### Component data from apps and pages
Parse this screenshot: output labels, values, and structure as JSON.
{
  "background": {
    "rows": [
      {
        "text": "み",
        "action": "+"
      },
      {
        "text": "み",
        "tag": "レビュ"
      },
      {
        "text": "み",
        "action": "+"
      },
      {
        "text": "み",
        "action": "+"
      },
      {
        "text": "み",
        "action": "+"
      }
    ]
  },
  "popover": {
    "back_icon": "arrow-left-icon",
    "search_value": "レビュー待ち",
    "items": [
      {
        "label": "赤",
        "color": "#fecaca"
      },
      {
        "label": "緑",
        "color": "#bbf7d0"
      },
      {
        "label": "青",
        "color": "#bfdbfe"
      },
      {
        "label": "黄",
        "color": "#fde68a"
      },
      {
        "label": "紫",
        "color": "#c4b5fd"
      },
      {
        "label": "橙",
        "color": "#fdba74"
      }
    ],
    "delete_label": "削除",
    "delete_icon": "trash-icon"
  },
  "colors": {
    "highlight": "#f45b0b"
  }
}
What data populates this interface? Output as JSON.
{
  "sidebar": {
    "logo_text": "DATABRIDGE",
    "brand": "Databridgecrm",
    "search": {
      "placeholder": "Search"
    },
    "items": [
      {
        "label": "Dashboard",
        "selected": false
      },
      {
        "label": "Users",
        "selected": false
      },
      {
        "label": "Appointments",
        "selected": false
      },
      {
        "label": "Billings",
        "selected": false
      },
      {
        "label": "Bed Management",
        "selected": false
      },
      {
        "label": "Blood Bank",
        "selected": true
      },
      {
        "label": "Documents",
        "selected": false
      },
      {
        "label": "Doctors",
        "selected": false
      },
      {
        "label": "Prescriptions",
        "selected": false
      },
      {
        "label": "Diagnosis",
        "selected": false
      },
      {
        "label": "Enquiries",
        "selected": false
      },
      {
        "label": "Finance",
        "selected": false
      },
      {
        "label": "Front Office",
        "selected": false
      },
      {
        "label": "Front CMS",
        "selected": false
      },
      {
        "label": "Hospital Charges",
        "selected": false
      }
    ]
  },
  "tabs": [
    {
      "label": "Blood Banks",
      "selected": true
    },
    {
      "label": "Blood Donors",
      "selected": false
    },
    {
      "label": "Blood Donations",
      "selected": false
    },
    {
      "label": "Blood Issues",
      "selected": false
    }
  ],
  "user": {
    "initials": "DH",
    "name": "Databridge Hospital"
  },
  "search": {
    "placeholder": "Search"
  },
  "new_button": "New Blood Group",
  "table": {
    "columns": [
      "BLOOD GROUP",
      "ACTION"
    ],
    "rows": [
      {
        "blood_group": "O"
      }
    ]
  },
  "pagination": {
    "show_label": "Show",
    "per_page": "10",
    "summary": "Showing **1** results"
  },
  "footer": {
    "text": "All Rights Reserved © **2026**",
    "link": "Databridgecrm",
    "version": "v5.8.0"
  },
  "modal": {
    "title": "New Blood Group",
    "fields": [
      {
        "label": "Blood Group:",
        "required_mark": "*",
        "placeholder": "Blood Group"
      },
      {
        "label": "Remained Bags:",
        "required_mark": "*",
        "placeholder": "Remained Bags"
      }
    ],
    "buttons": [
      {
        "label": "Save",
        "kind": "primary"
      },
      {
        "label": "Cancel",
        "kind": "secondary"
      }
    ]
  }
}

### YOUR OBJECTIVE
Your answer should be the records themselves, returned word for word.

### EXERCISE RESULT
Parse this screenshot: output labels, values, and structure as JSON.
{
  "background": {
    "rows": [
      {
        "text": "み",
        "action": "+"
      },
      {
        "text": "み",
        "tag": "レビュ"
      },
      {
        "text": "み",
        "action": "+"
      },
      {
        "text": "み",
        "action": "+"
      },
      {
        "text": "み",
        "action": "+"
      }
    ]
  },
  "popover": {
    "back_icon": "arrow-left-icon",
    "search_value": "レビュー待ち",
    "items": [
      {
        "label": "赤",
        "color": "#fecaca"
      },
      {
        "label": "緑",
        "color": "#bbf7d0"
      },
      {
        "label": "青",
        "color": "#bfdbfe"
      },
      {
        "label": "黄",
        "color": "#fde68a"
      },
      {
        "label": "紫",
        "color": "#c4b5fd"
      },
      {
        "label": "橙",
        "color": "#fdba74"
      }
    ],
    "delete_label": "削除",
    "delete_icon": "trash-icon"
  },
  "colors": {
    "highlight": "#f45b0b"
  }
}
What data populates this interface? Output as JSON.
{
  "sidebar": {
    "logo_text": "DATABRIDGE",
    "brand": "Databridgecrm",
    "search": {
      "placeholder": "Search"
    },
    "items": [
      {
        "label": "Dashboard",
        "selected": false
      },
      {
        "label": "Users",
        "selected": false
      },
      {
        "label": "Appointments",
        "selected": false
      },
      {
        "label": "Billings",
        "selected": false
      },
      {
        "label": "Bed Management",
        "selected": false
      },
      {
        "label": "Blood Bank",
        "selected": true
      },
      {
        "label": "Documents",
        "selected": false
      },
      {
        "label": "Doctors",
        "selected": false
      },
      {
        "label": "Prescriptions",
        "selected": false
      },
      {
        "label": "Diagnosis",
        "selected": false
      },
      {
        "label": "Enquiries",
        "selected": false
      },
      {
        "label": "Finance",
        "selected": false
      },
      {
        "label": "Front Office",
        "selected": false
      },
      {
        "label": "Front CMS",
        "selected": false
      },
      {
        "label": "Hospital Charges",
        "selected": false
      }
    ]
  },
  "tabs": [
    {
      "label": "Blood Banks",
      "selected": true
    },
    {
      "label": "Blood Donors",
      "selected": false
    },
    {
      "label": "Blood Donations",
      "selected": false
    },
    {
      "label": "Blood Issues",
      "selected": false
    }
  ],
  "user": {
    "initials": "DH",
    "name": "Databridge Hospital"
  },
  "search": {
    "placeholder": "Search"
  },
  "new_button": "New Blood Group",
  "table": {
    "columns": [
      "BLOOD GROUP",
      "ACTION"
    ],
    "rows": [
      {
        "blood_group": "O"
      }
    ]
  },
  "pagination": {
    "show_label": "Show",
    "per_page": "10",
    "summary": "Showing **1** results"
  },
  "footer": {
    "text": "All Rights Reserved © **2026**",
    "link": "Databridgecrm",
    "version": "v5.8.0"
  },
  "modal": {
    "title": "New Blood Group",
    "fields": [
      {
        "label": "Blood Group:",
        "required_mark": "*",
        "placeholder": "Blood Group"
      },
      {
        "label": "Remained Bags:",
        "required_mark": "*",
        "placeholder": "Remained Bags"
      }
    ],
    "buttons": [
      {
        "label": "Save",
        "kind": "primary"
      },
      {
        "label": "Cancel",
        "kind": "secondary"
      }
    ]
  }
}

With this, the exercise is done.